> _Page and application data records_
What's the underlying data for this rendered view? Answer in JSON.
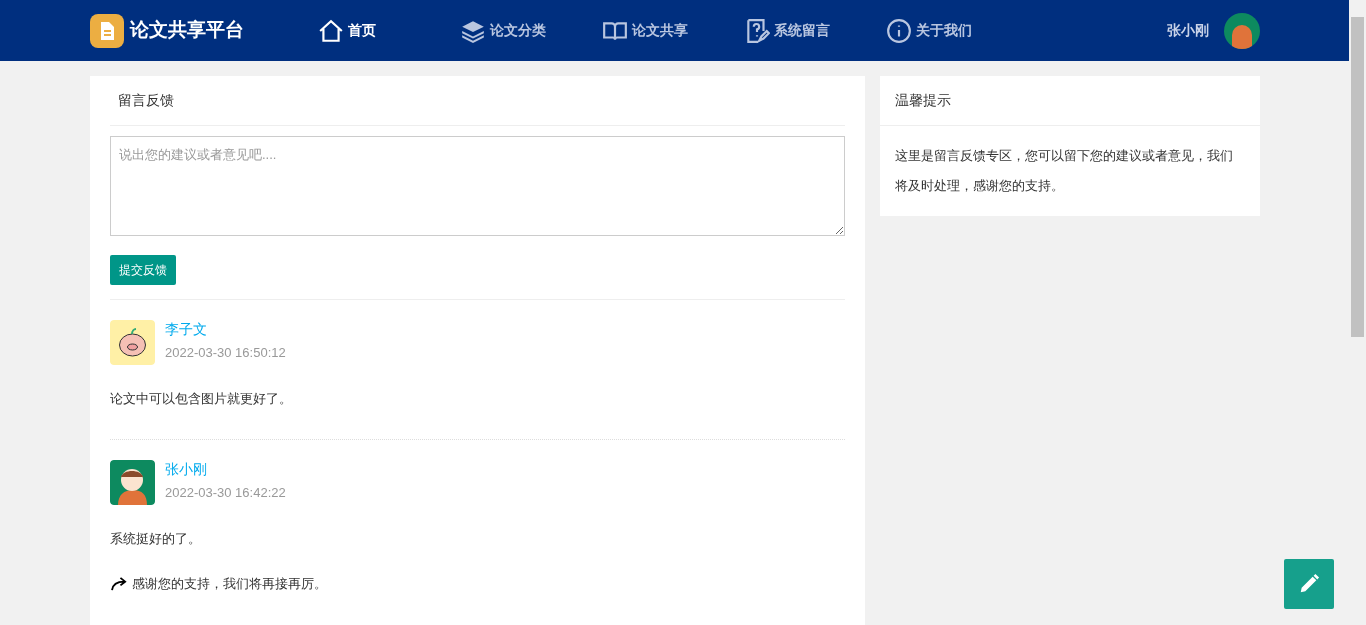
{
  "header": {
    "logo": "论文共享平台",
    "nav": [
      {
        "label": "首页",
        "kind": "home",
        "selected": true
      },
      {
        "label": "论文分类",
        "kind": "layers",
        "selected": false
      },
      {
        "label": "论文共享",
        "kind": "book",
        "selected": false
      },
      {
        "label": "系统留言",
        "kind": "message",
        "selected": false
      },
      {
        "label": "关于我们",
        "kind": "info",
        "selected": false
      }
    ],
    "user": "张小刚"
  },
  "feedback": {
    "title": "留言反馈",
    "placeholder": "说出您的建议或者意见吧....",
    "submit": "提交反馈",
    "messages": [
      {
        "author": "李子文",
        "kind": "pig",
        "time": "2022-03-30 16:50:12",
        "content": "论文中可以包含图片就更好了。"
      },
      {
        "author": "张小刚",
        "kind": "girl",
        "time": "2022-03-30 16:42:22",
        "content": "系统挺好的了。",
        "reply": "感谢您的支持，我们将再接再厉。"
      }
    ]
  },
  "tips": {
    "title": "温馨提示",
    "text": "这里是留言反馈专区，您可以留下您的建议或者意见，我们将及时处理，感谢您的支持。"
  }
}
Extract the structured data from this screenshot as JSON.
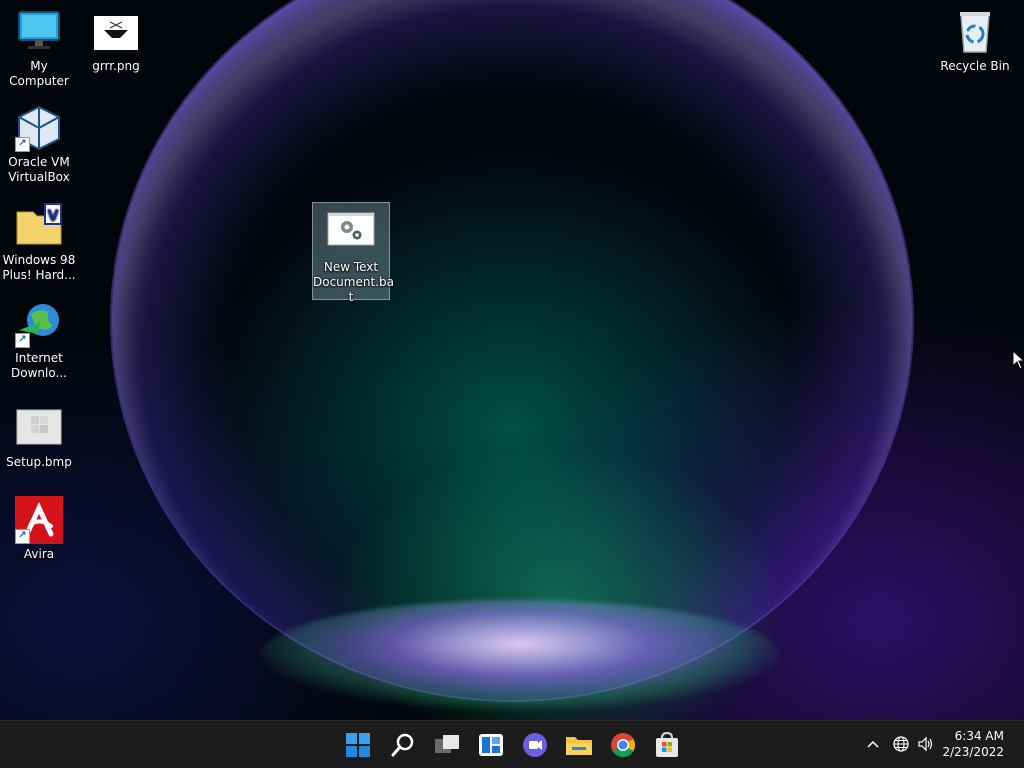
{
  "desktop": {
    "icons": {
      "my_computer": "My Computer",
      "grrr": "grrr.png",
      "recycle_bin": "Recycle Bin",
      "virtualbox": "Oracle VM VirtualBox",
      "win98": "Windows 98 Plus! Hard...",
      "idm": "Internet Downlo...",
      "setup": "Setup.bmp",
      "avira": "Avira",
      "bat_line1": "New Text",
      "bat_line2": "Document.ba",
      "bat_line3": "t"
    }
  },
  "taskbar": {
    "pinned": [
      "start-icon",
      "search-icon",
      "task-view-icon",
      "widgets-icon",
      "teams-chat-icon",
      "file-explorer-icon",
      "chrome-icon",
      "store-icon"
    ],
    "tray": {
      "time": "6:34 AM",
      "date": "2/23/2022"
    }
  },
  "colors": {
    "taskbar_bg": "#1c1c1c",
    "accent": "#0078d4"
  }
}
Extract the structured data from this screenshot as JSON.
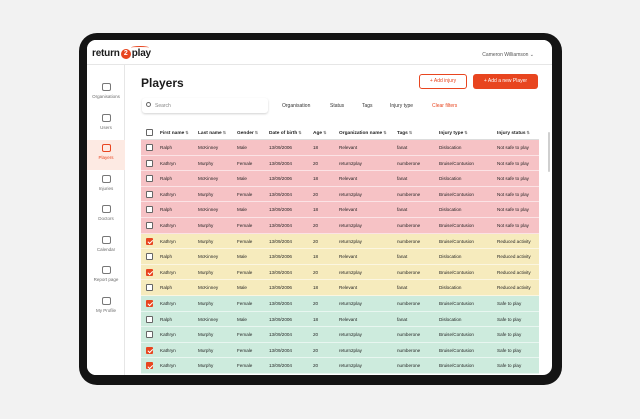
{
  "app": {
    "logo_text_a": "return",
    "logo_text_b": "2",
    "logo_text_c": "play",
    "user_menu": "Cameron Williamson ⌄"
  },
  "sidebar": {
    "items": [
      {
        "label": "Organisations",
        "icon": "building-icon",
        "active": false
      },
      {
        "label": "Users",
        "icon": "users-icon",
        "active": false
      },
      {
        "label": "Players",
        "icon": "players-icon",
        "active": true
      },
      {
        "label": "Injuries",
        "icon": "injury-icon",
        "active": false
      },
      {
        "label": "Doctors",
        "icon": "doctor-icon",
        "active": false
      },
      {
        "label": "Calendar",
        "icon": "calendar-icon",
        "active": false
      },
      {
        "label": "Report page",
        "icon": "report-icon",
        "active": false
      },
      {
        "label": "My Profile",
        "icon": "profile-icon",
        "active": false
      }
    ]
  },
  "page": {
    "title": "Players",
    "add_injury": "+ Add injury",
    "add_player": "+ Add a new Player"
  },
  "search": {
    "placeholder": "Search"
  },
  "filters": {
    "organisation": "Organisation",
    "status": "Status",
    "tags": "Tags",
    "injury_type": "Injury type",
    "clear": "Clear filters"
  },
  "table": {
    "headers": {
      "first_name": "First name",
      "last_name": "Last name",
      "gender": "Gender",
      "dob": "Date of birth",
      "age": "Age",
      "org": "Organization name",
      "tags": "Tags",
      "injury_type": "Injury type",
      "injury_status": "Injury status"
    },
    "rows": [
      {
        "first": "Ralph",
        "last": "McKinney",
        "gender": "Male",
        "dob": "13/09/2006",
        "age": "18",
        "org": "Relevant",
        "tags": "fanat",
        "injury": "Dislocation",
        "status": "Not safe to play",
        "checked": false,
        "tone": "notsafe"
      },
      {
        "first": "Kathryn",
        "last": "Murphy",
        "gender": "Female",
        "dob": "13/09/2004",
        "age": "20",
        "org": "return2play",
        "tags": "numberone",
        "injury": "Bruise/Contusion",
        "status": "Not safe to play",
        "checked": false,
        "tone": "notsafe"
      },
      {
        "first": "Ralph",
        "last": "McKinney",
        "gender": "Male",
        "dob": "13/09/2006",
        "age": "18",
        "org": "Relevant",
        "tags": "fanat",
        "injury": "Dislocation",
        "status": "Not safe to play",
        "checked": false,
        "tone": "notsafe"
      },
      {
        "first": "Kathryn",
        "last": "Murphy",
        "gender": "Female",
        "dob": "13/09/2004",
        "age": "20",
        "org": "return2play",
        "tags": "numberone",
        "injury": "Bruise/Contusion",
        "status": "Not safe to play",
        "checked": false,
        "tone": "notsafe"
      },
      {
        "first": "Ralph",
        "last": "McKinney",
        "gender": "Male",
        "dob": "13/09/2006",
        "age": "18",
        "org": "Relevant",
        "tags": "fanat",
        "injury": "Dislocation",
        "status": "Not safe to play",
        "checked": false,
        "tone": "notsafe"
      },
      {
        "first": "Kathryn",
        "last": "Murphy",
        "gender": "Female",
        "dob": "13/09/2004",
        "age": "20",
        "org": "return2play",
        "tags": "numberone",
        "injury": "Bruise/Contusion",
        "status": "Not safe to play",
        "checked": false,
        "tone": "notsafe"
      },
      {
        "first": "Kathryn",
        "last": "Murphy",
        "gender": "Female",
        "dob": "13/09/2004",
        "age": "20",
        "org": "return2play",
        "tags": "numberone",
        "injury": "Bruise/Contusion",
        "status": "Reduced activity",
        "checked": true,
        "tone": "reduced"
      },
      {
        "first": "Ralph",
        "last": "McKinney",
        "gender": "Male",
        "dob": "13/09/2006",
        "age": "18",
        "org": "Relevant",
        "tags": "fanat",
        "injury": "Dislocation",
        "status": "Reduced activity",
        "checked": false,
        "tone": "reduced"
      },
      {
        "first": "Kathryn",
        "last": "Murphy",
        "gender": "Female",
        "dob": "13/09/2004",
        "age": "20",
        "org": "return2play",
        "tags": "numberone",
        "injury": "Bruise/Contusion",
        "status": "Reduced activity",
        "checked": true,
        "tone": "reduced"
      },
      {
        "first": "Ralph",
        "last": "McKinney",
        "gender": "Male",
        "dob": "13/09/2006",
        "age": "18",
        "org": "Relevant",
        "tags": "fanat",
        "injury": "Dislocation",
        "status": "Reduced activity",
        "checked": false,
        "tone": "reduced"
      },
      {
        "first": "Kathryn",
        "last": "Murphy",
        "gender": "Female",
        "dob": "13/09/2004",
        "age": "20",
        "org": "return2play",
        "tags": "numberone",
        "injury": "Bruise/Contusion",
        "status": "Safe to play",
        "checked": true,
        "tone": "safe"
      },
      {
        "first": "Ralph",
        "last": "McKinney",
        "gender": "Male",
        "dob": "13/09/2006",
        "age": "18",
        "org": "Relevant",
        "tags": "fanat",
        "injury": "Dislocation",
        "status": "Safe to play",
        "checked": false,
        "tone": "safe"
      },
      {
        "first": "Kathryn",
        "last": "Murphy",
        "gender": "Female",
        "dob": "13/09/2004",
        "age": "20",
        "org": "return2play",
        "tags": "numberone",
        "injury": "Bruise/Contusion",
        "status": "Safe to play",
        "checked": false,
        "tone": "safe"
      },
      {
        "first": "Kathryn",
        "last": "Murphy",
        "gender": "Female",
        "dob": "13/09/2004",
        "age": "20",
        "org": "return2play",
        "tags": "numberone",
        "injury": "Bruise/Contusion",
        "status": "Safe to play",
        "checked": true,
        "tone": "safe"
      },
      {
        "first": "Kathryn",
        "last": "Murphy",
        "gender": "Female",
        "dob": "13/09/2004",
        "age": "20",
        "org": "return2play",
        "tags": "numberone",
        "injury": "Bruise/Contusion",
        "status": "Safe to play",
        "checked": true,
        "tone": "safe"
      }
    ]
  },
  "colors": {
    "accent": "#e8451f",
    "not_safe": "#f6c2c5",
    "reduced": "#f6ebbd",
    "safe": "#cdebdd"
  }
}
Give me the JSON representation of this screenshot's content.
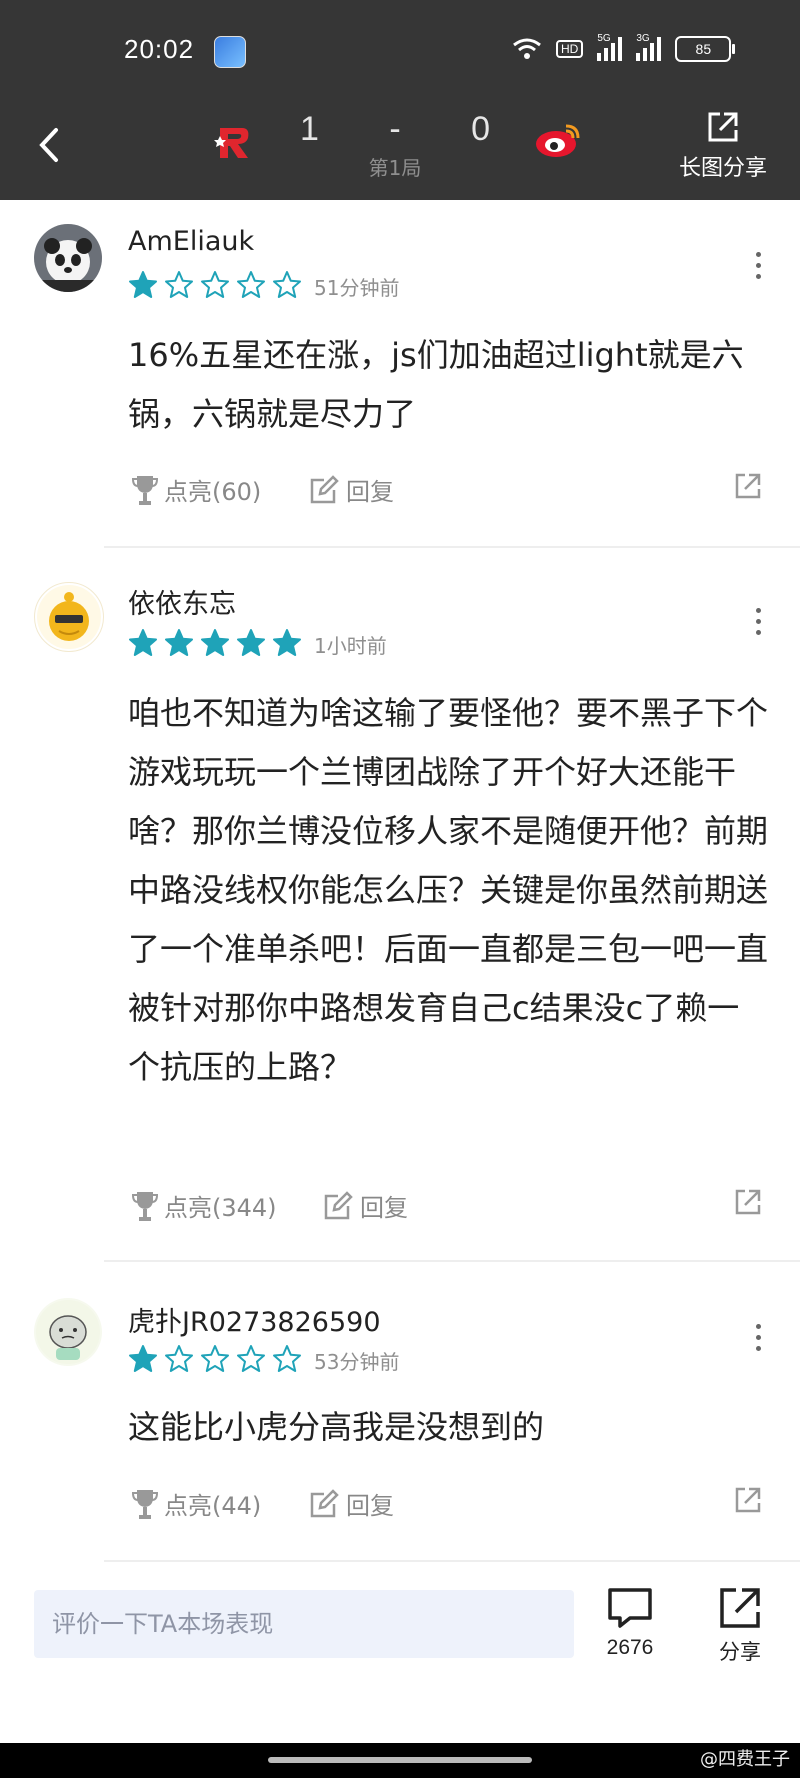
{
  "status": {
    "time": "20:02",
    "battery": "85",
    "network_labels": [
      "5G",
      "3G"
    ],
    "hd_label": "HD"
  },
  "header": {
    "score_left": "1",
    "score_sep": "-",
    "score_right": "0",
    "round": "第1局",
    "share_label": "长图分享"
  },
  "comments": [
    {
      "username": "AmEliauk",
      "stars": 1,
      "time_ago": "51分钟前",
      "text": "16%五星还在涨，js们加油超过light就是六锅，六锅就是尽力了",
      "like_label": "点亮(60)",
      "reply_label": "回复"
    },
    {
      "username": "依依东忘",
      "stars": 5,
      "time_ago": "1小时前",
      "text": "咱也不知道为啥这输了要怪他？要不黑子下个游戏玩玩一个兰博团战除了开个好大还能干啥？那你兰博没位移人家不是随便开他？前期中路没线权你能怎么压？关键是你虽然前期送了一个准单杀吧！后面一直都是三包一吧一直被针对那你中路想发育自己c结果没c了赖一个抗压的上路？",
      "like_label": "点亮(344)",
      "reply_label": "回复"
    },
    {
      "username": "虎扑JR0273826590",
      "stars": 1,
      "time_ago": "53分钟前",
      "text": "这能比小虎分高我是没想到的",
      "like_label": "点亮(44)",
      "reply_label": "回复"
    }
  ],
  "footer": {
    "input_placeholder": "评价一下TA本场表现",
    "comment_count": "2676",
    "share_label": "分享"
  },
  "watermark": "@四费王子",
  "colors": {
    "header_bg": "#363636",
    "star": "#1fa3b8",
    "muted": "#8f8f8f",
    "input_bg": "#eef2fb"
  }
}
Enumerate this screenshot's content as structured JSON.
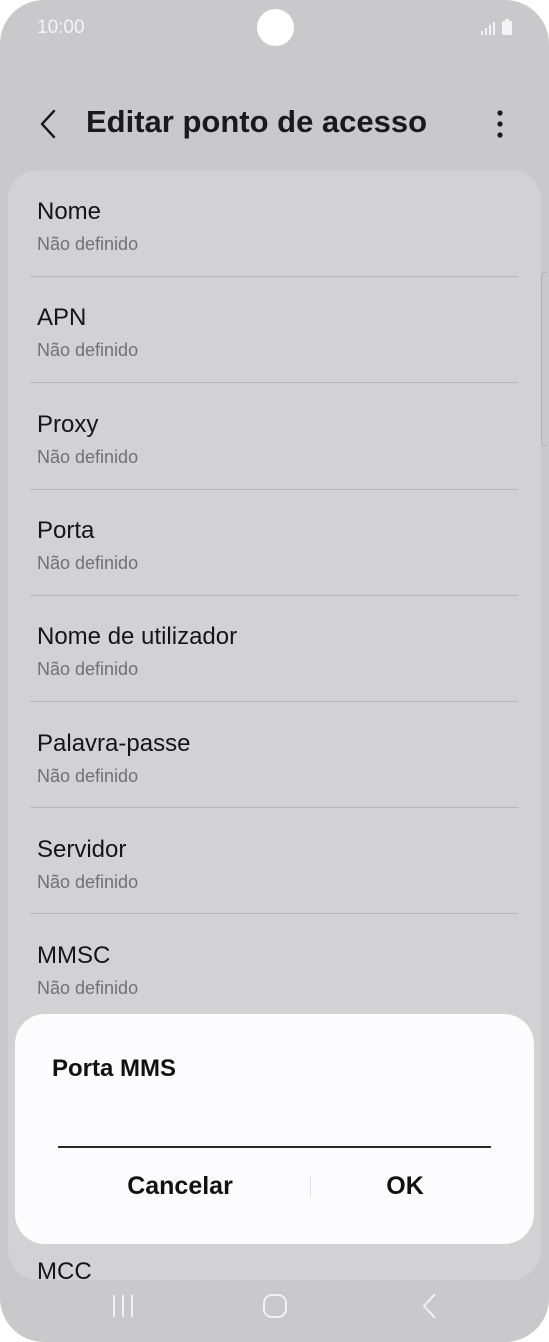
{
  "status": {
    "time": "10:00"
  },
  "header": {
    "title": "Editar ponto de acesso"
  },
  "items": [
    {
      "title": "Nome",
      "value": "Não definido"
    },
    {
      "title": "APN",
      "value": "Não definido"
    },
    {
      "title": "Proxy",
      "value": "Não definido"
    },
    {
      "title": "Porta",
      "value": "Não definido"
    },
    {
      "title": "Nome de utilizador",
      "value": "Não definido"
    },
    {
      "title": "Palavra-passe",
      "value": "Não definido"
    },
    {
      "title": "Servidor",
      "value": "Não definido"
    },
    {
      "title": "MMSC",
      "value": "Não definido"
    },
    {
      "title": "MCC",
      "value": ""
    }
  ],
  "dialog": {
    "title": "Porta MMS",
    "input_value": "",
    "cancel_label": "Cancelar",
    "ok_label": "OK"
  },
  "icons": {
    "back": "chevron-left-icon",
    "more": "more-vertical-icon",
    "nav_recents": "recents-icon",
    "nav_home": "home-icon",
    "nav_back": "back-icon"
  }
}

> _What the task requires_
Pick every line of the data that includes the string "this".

> _Reply_
What's the underlying data for this rendered view? Answer in JSON.
Extract the structured data from this screenshot as JSON.
Extract the structured data from this screenshot as JSON.
Give me the JSON representation of this screenshot's content.
Enumerate this screenshot's content as structured JSON.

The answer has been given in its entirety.